Always good to see everybody here. We’re all like on different time schedules so I’m still — I think it’s three in the morning in Los Angeles but that’s okay. Yes, we’re going to talk about this concept of chaos in writers’ rooms, which are really run in chaos, at least the ones in the United States. Just a quick background on who I am. I was in the business for several years. I wrote Picket Fences, Beverly Hills 90210 — which is a show that won’t die because they just did a live show or is just a little crazy and Touched By An Angel for a long time. So this is where I came from in television. This is what I’ve done in academia and writing. My favorite new book is a collection of essays written by many of my students about female screenwriters from the early days and giving us their backgrounds so I’m all about finding more women that we can write about and talk about in our classes. I think that’s important. I’m also the book review editor of the Journal of Screenwriting so if you have any books you’d like to review please let me know. I’d love to get you a free copy and get your review in the journal and also I’m on the editorial board for the Written By Magazine, which is the magazine of the Writers Guild of America. You can access that for free digitally online if you go to writtenby.com or go to wga.org and they’ll have a link to it, but every month we do interviews with either a film person or a television person or whole writer’s room from a show and I think it’s a great way to bring guest stars into a classroom from all over the world. Again, they’re obviously Americans although I interviewed Russell Davies several years ago so we do have some other folks come on into the magazine but it’s pretty cool.
This new “A Woman Wrote That” post is an echo of the Writers Guild campaign of a few years ago (“A Writer Wrote That”) where they noted famous movie quotes and credited the screenwriter rather than the director.

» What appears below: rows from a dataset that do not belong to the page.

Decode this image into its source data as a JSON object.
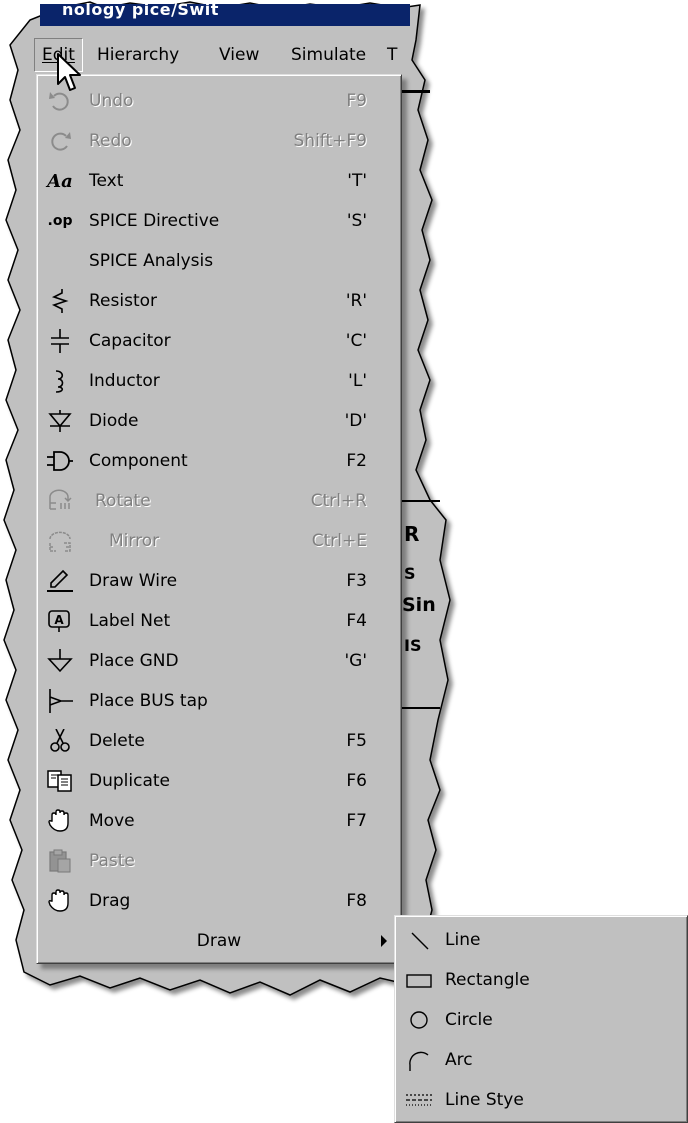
{
  "title_fragment": "nology  pice/Swit",
  "menubar": {
    "items": [
      {
        "label": "Edit",
        "access": "E"
      },
      {
        "label": "Hierarchy",
        "access": "i"
      },
      {
        "label": "View",
        "access": "V"
      },
      {
        "label": "Simulate",
        "access": "S"
      },
      {
        "label": "T",
        "access": "T"
      }
    ]
  },
  "schematic_fragments": [
    "R",
    "S",
    "Sin",
    "IS"
  ],
  "edit_menu": {
    "items": [
      {
        "label": "Undo",
        "shortcut": "F9",
        "icon": "undo-icon",
        "enabled": false
      },
      {
        "label": "Redo",
        "shortcut": "Shift+F9",
        "icon": "redo-icon",
        "enabled": false
      },
      {
        "label": "Text",
        "shortcut": "'T'",
        "icon": "text-icon",
        "enabled": true
      },
      {
        "label": "SPICE Directive",
        "shortcut": "'S'",
        "icon": "spice-directive-icon",
        "enabled": true
      },
      {
        "label": "SPICE Analysis",
        "shortcut": "",
        "icon": "",
        "enabled": true
      },
      {
        "label": "Resistor",
        "shortcut": "'R'",
        "icon": "resistor-icon",
        "enabled": true
      },
      {
        "label": "Capacitor",
        "shortcut": "'C'",
        "icon": "capacitor-icon",
        "enabled": true
      },
      {
        "label": "Inductor",
        "shortcut": "'L'",
        "icon": "inductor-icon",
        "enabled": true
      },
      {
        "label": "Diode",
        "shortcut": "'D'",
        "icon": "diode-icon",
        "enabled": true
      },
      {
        "label": "Component",
        "shortcut": "F2",
        "icon": "component-icon",
        "enabled": true
      },
      {
        "label": "Rotate",
        "shortcut": "Ctrl+R",
        "icon": "rotate-icon",
        "enabled": false
      },
      {
        "label": "Mirror",
        "shortcut": "Ctrl+E",
        "icon": "mirror-icon",
        "enabled": false
      },
      {
        "label": "Draw Wire",
        "shortcut": "F3",
        "icon": "draw-wire-icon",
        "enabled": true
      },
      {
        "label": "Label Net",
        "shortcut": "F4",
        "icon": "label-net-icon",
        "enabled": true
      },
      {
        "label": "Place GND",
        "shortcut": "'G'",
        "icon": "ground-icon",
        "enabled": true
      },
      {
        "label": "Place BUS tap",
        "shortcut": "",
        "icon": "bus-tap-icon",
        "enabled": true
      },
      {
        "label": "Delete",
        "shortcut": "F5",
        "icon": "scissors-icon",
        "enabled": true
      },
      {
        "label": "Duplicate",
        "shortcut": "F6",
        "icon": "duplicate-icon",
        "enabled": true
      },
      {
        "label": "Move",
        "shortcut": "F7",
        "icon": "move-hand-icon",
        "enabled": true
      },
      {
        "label": "Paste",
        "shortcut": "",
        "icon": "paste-icon",
        "enabled": false
      },
      {
        "label": "Drag",
        "shortcut": "F8",
        "icon": "drag-hand-icon",
        "enabled": true
      },
      {
        "label": "Draw",
        "shortcut": "",
        "icon": "",
        "enabled": true
      }
    ]
  },
  "draw_submenu": {
    "items": [
      {
        "label": "Line",
        "icon": "line-icon"
      },
      {
        "label": "Rectangle",
        "icon": "rectangle-icon"
      },
      {
        "label": "Circle",
        "icon": "circle-icon"
      },
      {
        "label": "Arc",
        "icon": "arc-icon"
      },
      {
        "label": "Line Stye",
        "icon": "line-style-icon"
      }
    ]
  },
  "colors": {
    "menu_bg": "#c0c0c0",
    "disabled_text": "#808080"
  }
}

The difference here being that we will be posting lines from films written by female screenwriters. Feel free to share! — Rosanne
People are particularly stupid today. I can’t talk to any more of them.